I asked for one long one, which he actually obliged, and a short one that he tapped but it stayed up, and the rest were pretty spot on. He was swapping leads a bit and swishing his tail (I think due to my spurs), so it wasn’t the smoothest round in between the jumps, but he was clearly seeking the fences.

Lisa took my spurs off for cross-country, we did a warmup roll top and it was off to the start box! I’ve definitely missed the countdown and the butterflies as the starter says “go!”

The first jump was a cabin and he met that nicely but got the wrong lead to number 2, which was a pretty big roll top with brush on top.

I think it caused some issues for others and he definitely hesitated on takeoff and in the air, but once we landed, he seemed to be happy to canter away to the next jump.

The next several jumps were good and I just worked on keeping my leg forward and my upper body back in case he did anything silly. I need to be conscious of my upper body because we weren’t getting the correct lead most of the time because he follows my weight.

GRC Photo
GRC Photo

I flubbed a couple of them and got him too close, but I now have a better feel of when he gets long and strung out in his canter, so hopefully I can correct that next time.

We got over the first 11 fences well and then came the water…he stopped dead, which I expected he might, and after three step backs, we were eliminated.

The jump judge kindly let Lisa lead him in and then we trotted back in once more so we could end on a good note. There was only a ditch and two jumps left, so while I’m bummed we didn’t complete, it wasn’t totally unexpected. He still needs some time to get in the water and when they flag it at the beginning like that, you’re SOL if they take a few tries to get in.

So, on paper, it looks bad, but I think it turned out to be a great schooling opportunity. If I had to do it differently, I would have taken him in another water before, but there was no water on our elementary course at Loch Moy.

He showed me that he seems to be enjoying his job and he definitely has the scope and gallop to go higher, and I got to head out of the start box at a recognized event for the first time in over a year. What more could I ask for?

I’m hoping to do Waredaca and maybe VA Horse Trials in October after we get a bit more

GRC Photo
GRC Photo

cross-country schooling in.

Oh So is starting his work back a few days early today because he’s been a jerk in the barn and needs a job. I walked him and trotted a bit and he felt a little uneven, but I’m hoping that goes away as he works more.

Here’s the video of Bear at Seneca. I edited it to get rid of my mistakes in the dressage and my mom had a camera issue, so she only got one jump on cross-country 😦

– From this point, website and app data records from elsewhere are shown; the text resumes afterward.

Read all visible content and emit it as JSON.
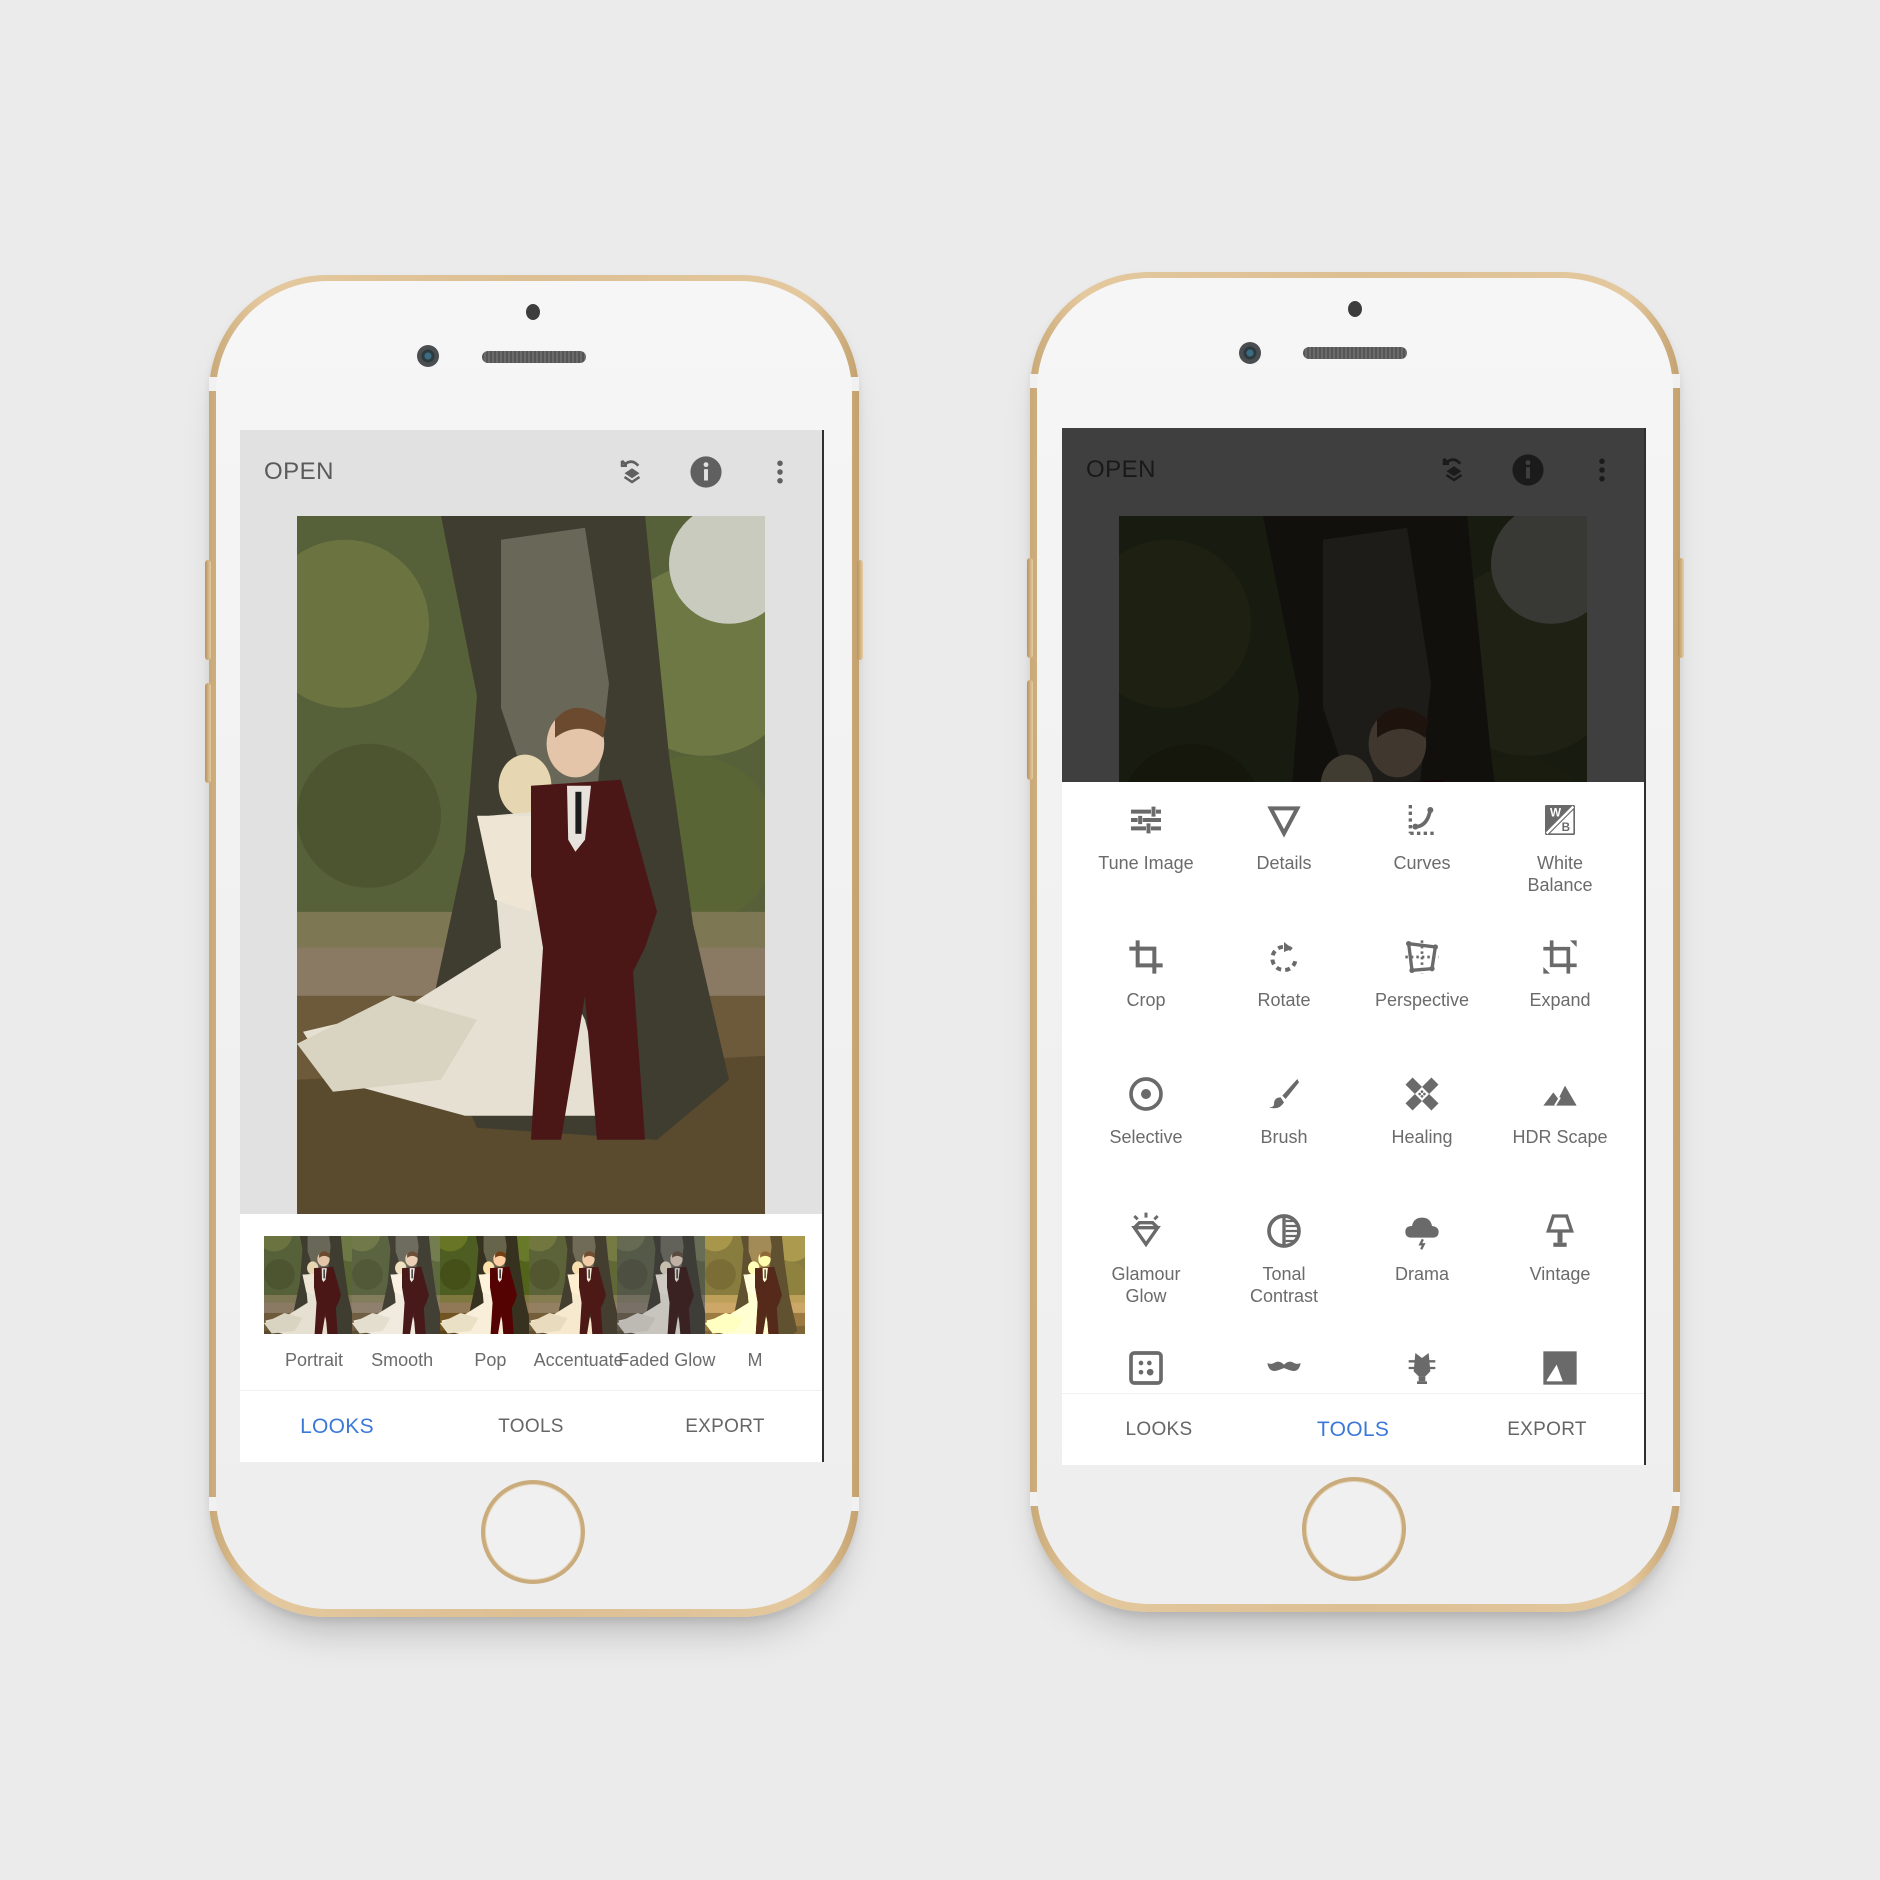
{
  "colors": {
    "background": "#ebebeb",
    "accent": "#3b78d8",
    "text_muted": "#6b6b6b",
    "gold_frame": "#dcbf93"
  },
  "left_phone": {
    "screen": "looks",
    "appbar": {
      "open_label": "OPEN",
      "icons": [
        "undo-layers-icon",
        "info-icon",
        "more-vert-icon"
      ]
    },
    "looks": [
      {
        "label": "Portrait",
        "tone": "natural"
      },
      {
        "label": "Smooth",
        "tone": "soft"
      },
      {
        "label": "Pop",
        "tone": "vivid"
      },
      {
        "label": "Accentuate",
        "tone": "warm"
      },
      {
        "label": "Faded Glow",
        "tone": "faded"
      },
      {
        "label": "M",
        "tone": "golden"
      }
    ],
    "tabs": [
      {
        "label": "LOOKS",
        "active": true
      },
      {
        "label": "TOOLS",
        "active": false
      },
      {
        "label": "EXPORT",
        "active": false
      }
    ]
  },
  "right_phone": {
    "screen": "tools",
    "appbar": {
      "open_label": "OPEN",
      "icons": [
        "undo-layers-icon",
        "info-icon",
        "more-vert-icon"
      ]
    },
    "tools": [
      {
        "label": "Tune Image",
        "icon": "tune-icon"
      },
      {
        "label": "Details",
        "icon": "details-triangle-icon"
      },
      {
        "label": "Curves",
        "icon": "curves-icon"
      },
      {
        "label": "White\nBalance",
        "icon": "white-balance-icon"
      },
      {
        "label": "Crop",
        "icon": "crop-icon"
      },
      {
        "label": "Rotate",
        "icon": "rotate-icon"
      },
      {
        "label": "Perspective",
        "icon": "perspective-icon"
      },
      {
        "label": "Expand",
        "icon": "expand-icon"
      },
      {
        "label": "Selective",
        "icon": "selective-icon"
      },
      {
        "label": "Brush",
        "icon": "brush-icon"
      },
      {
        "label": "Healing",
        "icon": "healing-bandage-icon"
      },
      {
        "label": "HDR Scape",
        "icon": "mountains-icon"
      },
      {
        "label": "Glamour\nGlow",
        "icon": "diamond-icon"
      },
      {
        "label": "Tonal\nContrast",
        "icon": "tonal-contrast-icon"
      },
      {
        "label": "Drama",
        "icon": "storm-cloud-icon"
      },
      {
        "label": "Vintage",
        "icon": "lamp-icon"
      },
      {
        "label": "",
        "icon": "grainy-film-icon"
      },
      {
        "label": "",
        "icon": "mustache-icon"
      },
      {
        "label": "",
        "icon": "guitar-head-icon"
      },
      {
        "label": "",
        "icon": "black-white-icon"
      }
    ],
    "tabs": [
      {
        "label": "LOOKS",
        "active": false
      },
      {
        "label": "TOOLS",
        "active": true
      },
      {
        "label": "EXPORT",
        "active": false
      }
    ]
  }
}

Throwback Thursday – Oh So’s First Event

I got Oh So in September of 2007, He’d been started over small fences after being off the track for a couple of months.

By April 2008, we were doing our first combined tests and derby-crosses and by the fall, we were ready for our first recognized event!

GRC Photo
GRC Photo

I was a little nervous because we’d had a hurricane during the week before the Seneca Valley Horse Trials in Maryland and in the end, the event scrambled to move the show jumping to higher ground. It ended up being on the inside of the steeplechase track on a slight slope- a challenge I wasn’t quite expecting.

Beginner novice always goes last, so I think my dressage time was about 2:30 and I’m sure it was hot, but I’m wearing my coat in the video, so maybe it wasn’t. I can’t remember!

I do know that I was nervous about doing my dressage there because the rings are right by the cross-country, but I got lucky in that they were changing over to the next level when I went, so it was fairly quiet.

GRC Photo
GRC Photo

He kept his head down and did a good test for where he was at, and considering the footing was a bit tacky.

Show jumping went well but we had one rail in the in and out. It was right as we cantered past the in gate, so Lisa said he just got distracted and dropped his hind end.

He rocked around cross-country and ended up in sixth place!

I actually didn’t have a lot of experience at beginner novice since I just did novice with my first event horse and training and prelim with Sam, so it was interesting to be stepping over such small jumps, but now I’m back there again with Bear!